Your answer must be an exact repeat of the lines from the one containing "Enumerate this screenshot's" through the last line of the records, both included, with no pictures.

THE INPUT section start

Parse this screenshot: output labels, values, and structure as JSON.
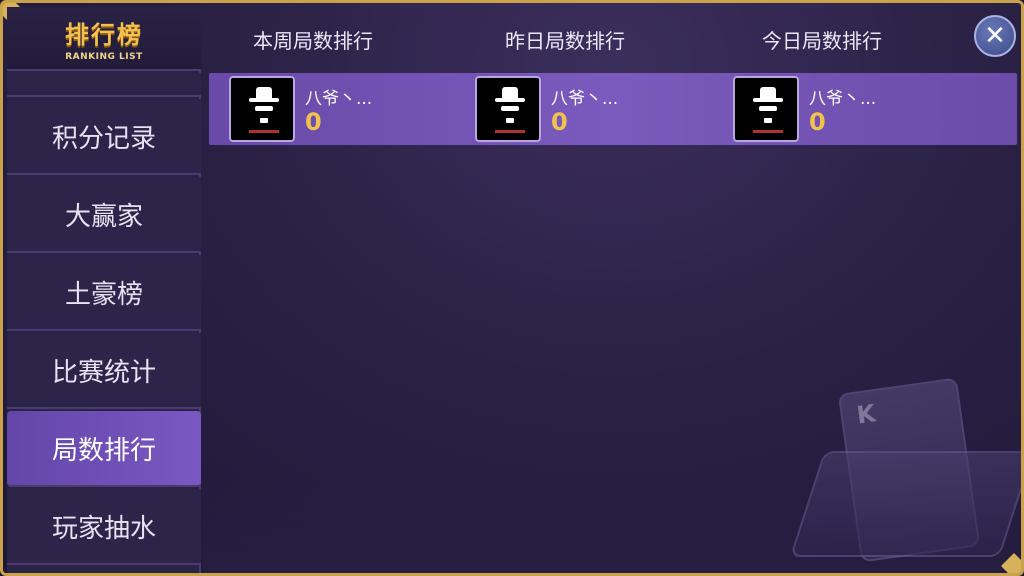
{
  "header": {
    "brand_title": "排行榜",
    "brand_subtitle": "RANKING LIST"
  },
  "sidebar": {
    "items": [
      {
        "label": "积分记录"
      },
      {
        "label": "大赢家"
      },
      {
        "label": "土豪榜"
      },
      {
        "label": "比赛统计"
      },
      {
        "label": "局数排行",
        "active": true
      },
      {
        "label": "玩家抽水"
      }
    ]
  },
  "tabs": [
    {
      "label": "本周局数排行"
    },
    {
      "label": "昨日局数排行"
    },
    {
      "label": "今日局数排行"
    }
  ],
  "close_button": {
    "label": "✕"
  },
  "rankings": [
    {
      "name": "八爷丶...",
      "score": "0",
      "avatar_icon": "gentleman-hat-avatar-icon"
    },
    {
      "name": "八爷丶...",
      "score": "0",
      "avatar_icon": "gentleman-hat-avatar-icon"
    },
    {
      "name": "八爷丶...",
      "score": "0",
      "avatar_icon": "gentleman-hat-avatar-icon"
    }
  ],
  "decor": {
    "card_letter": "K"
  },
  "colors": {
    "accent_gold": "#f2c24e",
    "active_tab": "#6446a8",
    "row_bg": "#7a5abc",
    "frame_gold": "#c9a24b"
  }
}
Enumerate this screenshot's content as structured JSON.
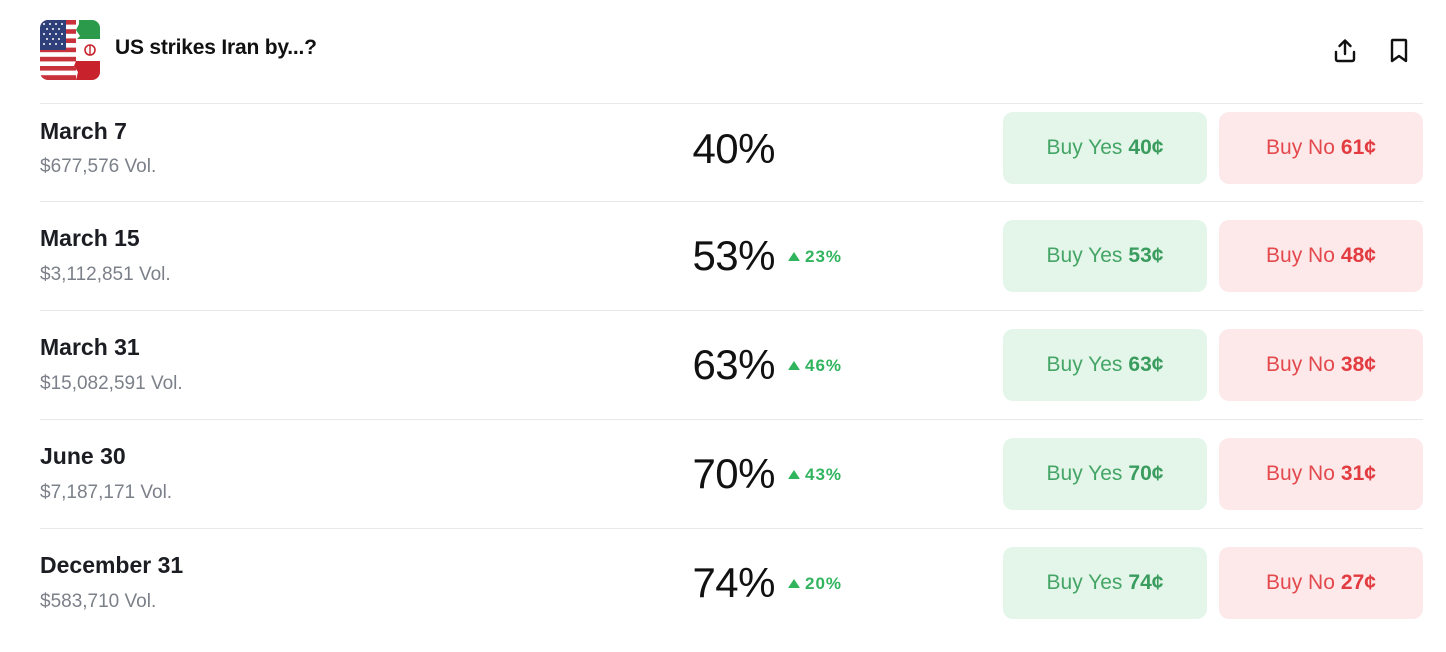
{
  "header": {
    "title": "US strikes Iran by...?",
    "share_icon": "share-upload-icon",
    "bookmark_icon": "bookmark-icon",
    "thumbnail": "us-iran-flags-thumbnail"
  },
  "colors": {
    "yes_bg": "#e4f6e9",
    "yes_text": "#44a566",
    "no_bg": "#fde9ea",
    "no_text": "#e3494d",
    "up_change": "#31b45e"
  },
  "markets": [
    {
      "title": "March 7",
      "volume": "$677,576 Vol.",
      "probability": "40%",
      "change": "",
      "yes_label": "Buy Yes",
      "yes_price": "40¢",
      "no_label": "Buy No",
      "no_price": "61¢"
    },
    {
      "title": "March 15",
      "volume": "$3,112,851 Vol.",
      "probability": "53%",
      "change": "23%",
      "yes_label": "Buy Yes",
      "yes_price": "53¢",
      "no_label": "Buy No",
      "no_price": "48¢"
    },
    {
      "title": "March 31",
      "volume": "$15,082,591 Vol.",
      "probability": "63%",
      "change": "46%",
      "yes_label": "Buy Yes",
      "yes_price": "63¢",
      "no_label": "Buy No",
      "no_price": "38¢"
    },
    {
      "title": "June 30",
      "volume": "$7,187,171 Vol.",
      "probability": "70%",
      "change": "43%",
      "yes_label": "Buy Yes",
      "yes_price": "70¢",
      "no_label": "Buy No",
      "no_price": "31¢"
    },
    {
      "title": "December 31",
      "volume": "$583,710 Vol.",
      "probability": "74%",
      "change": "20%",
      "yes_label": "Buy Yes",
      "yes_price": "74¢",
      "no_label": "Buy No",
      "no_price": "27¢"
    }
  ]
}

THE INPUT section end

== EXERCISE ANSWER ==
Enumerate this screenshot's content as structured JSON.
{
  "header": {
    "title": "US strikes Iran by...?",
    "share_icon": "share-upload-icon",
    "bookmark_icon": "bookmark-icon",
    "thumbnail": "us-iran-flags-thumbnail"
  },
  "colors": {
    "yes_bg": "#e4f6e9",
    "yes_text": "#44a566",
    "no_bg": "#fde9ea",
    "no_text": "#e3494d",
    "up_change": "#31b45e"
  },
  "markets": [
    {
      "title": "March 7",
      "volume": "$677,576 Vol.",
      "probability": "40%",
      "change": "",
      "yes_label": "Buy Yes",
      "yes_price": "40¢",
      "no_label": "Buy No",
      "no_price": "61¢"
    },
    {
      "title": "March 15",
      "volume": "$3,112,851 Vol.",
      "probability": "53%",
      "change": "23%",
      "yes_label": "Buy Yes",
      "yes_price": "53¢",
      "no_label": "Buy No",
      "no_price": "48¢"
    },
    {
      "title": "March 31",
      "volume": "$15,082,591 Vol.",
      "probability": "63%",
      "change": "46%",
      "yes_label": "Buy Yes",
      "yes_price": "63¢",
      "no_label": "Buy No",
      "no_price": "38¢"
    },
    {
      "title": "June 30",
      "volume": "$7,187,171 Vol.",
      "probability": "70%",
      "change": "43%",
      "yes_label": "Buy Yes",
      "yes_price": "70¢",
      "no_label": "Buy No",
      "no_price": "31¢"
    },
    {
      "title": "December 31",
      "volume": "$583,710 Vol.",
      "probability": "74%",
      "change": "20%",
      "yes_label": "Buy Yes",
      "yes_price": "74¢",
      "no_label": "Buy No",
      "no_price": "27¢"
    }
  ]
}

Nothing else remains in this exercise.